Ask The Nutritionist Juliet M. Getty, Ph.D.
Q: Salt. What is the best form for horses and what is the best way to make sure they have salt? Do all horses need salt?
All horses, ponies, donkeys, and minis require salt daily regardless of the season
Pure salt is chemically known as sodium chloride (NaCl). The sodium portion is needed for proper muscle contraction, including the heart muscle, as well as nerve impulses throughout the body and brain. Hay and pasture are very low in sodium.
The chloride portion assists with balancing the blood pH and water flow in and out of the cells (osmotic pressure). It is needed for potassium regulation, allowing for proper muscle contraction as well as water balance. During exercise or hot/humid climates, large amounts can be lost from heavy perspiration. Fortunately, forages (pasture and/or hay) is high in chloride.

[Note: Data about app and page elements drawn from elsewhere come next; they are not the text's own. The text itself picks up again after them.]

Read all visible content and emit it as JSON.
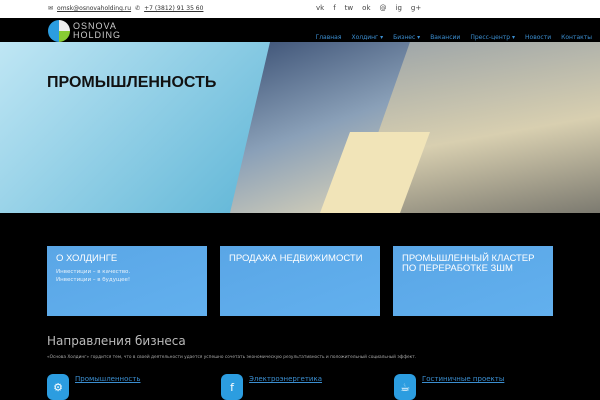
{
  "topbar": {
    "email": "omsk@osnovaholding.ru",
    "phone": "+7 (3812) 91 35 60",
    "social": [
      "vk",
      "f",
      "tw",
      "ok",
      "@",
      "ig",
      "g+"
    ]
  },
  "logo": {
    "line1": "OSNOVA",
    "line2": "HOLDING"
  },
  "nav": [
    "Главная",
    "Холдинг ▾",
    "Бизнес ▾",
    "Вакансии",
    "Пресс-центр ▾",
    "Новости",
    "Контакты"
  ],
  "hero": {
    "title": "ПРОМЫШЛЕННОСТЬ"
  },
  "boxes": [
    {
      "title": "О ХОЛДИНГЕ",
      "line1": "Инвестиции – в качество.",
      "line2": "Инвестиции – в будущее!"
    },
    {
      "title": "ПРОДАЖА НЕДВИЖИМОСТИ"
    },
    {
      "title": "ПРОМЫШЛЕННЫЙ КЛАСТЕР ПО ПЕРЕРАБОТКЕ ЗШМ"
    }
  ],
  "directions": {
    "title": "Направления бизнеса",
    "desc": "«Основа Холдинг» гордится тем, что в своей деятельности удается успешно сочетать экономическую результативность и положительный социальный эффект.",
    "items": [
      {
        "label": "Промышленность",
        "icon": "⚙"
      },
      {
        "label": "Электроэнергетика",
        "icon": "f"
      },
      {
        "label": "Гостиничные проекты",
        "icon": "☕"
      }
    ]
  }
}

Another significant role of chloride is the production of stomach acid, hydrochloric acid (HCl). HCl is needed to start protein digestion. Without enough HCl, horses can become malnourished due to an inadequate pool of available amino acids with which to produce body proteins (such as muscle, enzymes, antibodies, and some hormones).
A full-sized horse (1100 lbs or 500 kg) requires a maintenance level of one ounce (two level tablespoons or 30 ml) of salt each day, year ‘round. Heat, humidity, and exercise increase the horse’s need.

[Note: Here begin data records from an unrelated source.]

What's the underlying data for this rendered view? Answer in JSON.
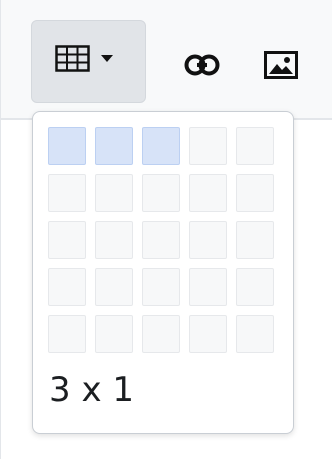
{
  "toolbar": {
    "buttons": [
      {
        "name": "table",
        "icon": "table-grid-icon",
        "has_dropdown": true,
        "active": true
      },
      {
        "name": "link",
        "icon": "link-icon"
      },
      {
        "name": "image",
        "icon": "image-icon"
      }
    ]
  },
  "table_picker": {
    "rows": 5,
    "columns": 5,
    "selected_columns": 3,
    "selected_rows": 1,
    "size_label": "3 x 1"
  },
  "colors": {
    "selected_cell": "#d7e3f8",
    "cell": "#f7f8f9",
    "active_button_bg": "#e1e4e8"
  }
}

Adding salt to your horse’s meals. The best way to meet your horse’s salt needs is to offer granulated salt free-choice. If your horse virtually ignores it, it may be necessary to add salt to your horse’s meals. Before doing this, calculate the amount of sodium from any commercial feeds or supplements. You may need to contact the manufacturer for this amount since it is often is not included on the label. Your goal is to provide approximately 12 grams of sodium per day to a full-sized horse. Each teaspoon (5 ml) contains 2 grams of sodium, so calculate accordingly. However, for palatability, limit the amount to no more than 1 tablespoon (3 teaspoons) per meal.
Salt blocks or unrefined rocks should also be available for additional needs. Keep in mind that these were originally intended for cattle because of their scratchy tongues. Horses, with smooth tongues, cannot possibly lick long enough without irritating their tongues. Consequently, your horse may walk away without getting enough salt.

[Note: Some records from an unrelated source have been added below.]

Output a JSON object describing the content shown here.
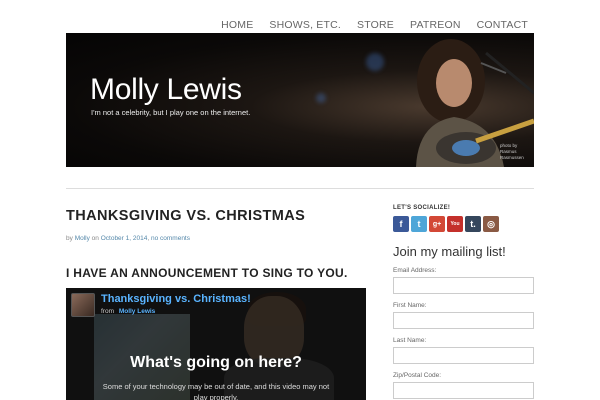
{
  "nav": {
    "items": [
      {
        "label": "HOME"
      },
      {
        "label": "SHOWS, ETC."
      },
      {
        "label": "STORE"
      },
      {
        "label": "PATREON"
      },
      {
        "label": "CONTACT"
      }
    ]
  },
  "banner": {
    "title": "Molly Lewis",
    "tagline": "I'm not a celebrity, but I play one on the internet.",
    "photo_credit": "photo by Rasmus Rasmussen"
  },
  "post": {
    "title": "THANKSGIVING VS. CHRISTMAS",
    "meta_prefix": "by",
    "author": "Molly",
    "meta_on": "on",
    "date": "October 1, 2014",
    "comments": "no comments",
    "announcement": "I HAVE AN ANNOUNCEMENT TO SING TO YOU."
  },
  "video": {
    "title": "Thanksgiving vs. Christmas!",
    "from_label": "from",
    "author": "Molly Lewis",
    "headline": "What's going on here?",
    "message": "Some of your technology may be out of date, and this video may not play properly."
  },
  "sidebar": {
    "social_heading": "LET'S SOCIALIZE!",
    "social_icons": [
      {
        "name": "facebook-icon",
        "glyph": "f",
        "color": "#3b5998"
      },
      {
        "name": "twitter-icon",
        "glyph": "t",
        "color": "#4ea6d8"
      },
      {
        "name": "google-plus-icon",
        "glyph": "g+",
        "color": "#d34836"
      },
      {
        "name": "youtube-icon",
        "glyph": "You",
        "color": "#c4302b"
      },
      {
        "name": "tumblr-icon",
        "glyph": "t.",
        "color": "#35465c"
      },
      {
        "name": "instagram-icon",
        "glyph": "◎",
        "color": "#8a5a44"
      }
    ],
    "mailing_heading": "Join my mailing list!",
    "fields": [
      {
        "label": "Email Address:",
        "value": ""
      },
      {
        "label": "First Name:",
        "value": ""
      },
      {
        "label": "Last Name:",
        "value": ""
      },
      {
        "label": "Zip/Postal Code:",
        "value": ""
      }
    ]
  }
}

Types of salt
- White table salt is heavily processed to remove minerals. It is simply NaCl and is the most economical way to supplement salt. Iodized table salt is also available. Which one to choose depends on how much iodine is added to your horse’s feed or supplements. Two tablespoons of iodized table salt typically contain 2 mg of iodine. Do not exceed 6 mg of iodine per day; too much can damage the thyroid gland especially if there is not enough selenium in the diet.
Salt offered in bulk at many feed stores may contain “prussic acid,” so check the label before purchasing. Prussic acid is often added as an anti-caking agent and is the common name for “hydrogen cyanide.” While cyanide can naturally occur in miniscule concentrations in feedstuffs, I do not recommend deliberately adding cyanide to your horse’s diet.
- White salt blocks. These are compressed white salt.
- Mineralized salt blocks. These only offer a few minerals and are bitter-tasting. Since your horse many not lick them adequately, you cannot rely on them to meet your horse’s mineral needs. Many of them have molasses added to overcome the harsh taste and I have seen horses bite off chunks of them like candy. Not what you had intended!
- Rocks mined from underground salt deposits. A naturally mined salt rock (which is also available coarsely ground) provides a vast variety of trace minerals which plain NaCl cannot offer. Essentially every micro-mineral currently known can be found in these sources. They are naturally chelated (attached) to organic nutrients once found in the oceans such as plants, algae, diatoms, and shells but long since decayed, making them more bioavailable than inorganic mineral sources.
- Sea salt found on your grocery store shelf. This is produced by evaporating the water from salty oceans or lakes. This is not as good a good choice because the evaporation process leaves behind many trace minerals.
- This can vary dramatically in its sodium content and may not provide enough to meet sodium needs. Furthermore, the iodine content may be high. When purchasing kelp, make certain it offers the guaranteed analysis on the label. If not, do not risk it.
How to use electrolyte supplements
Electrolytes, if needed, should be given in addition to salt. They are not meant to replace salt. Instead, they are designed to replace perspiration losses and are to be used on an “as-needed basis” following exercise or periods of excessive perspiration.
Salt helps promote that all-important water consumption
However, never add salt or electrolytes to your horse’s only water supply. Plain water must always be available.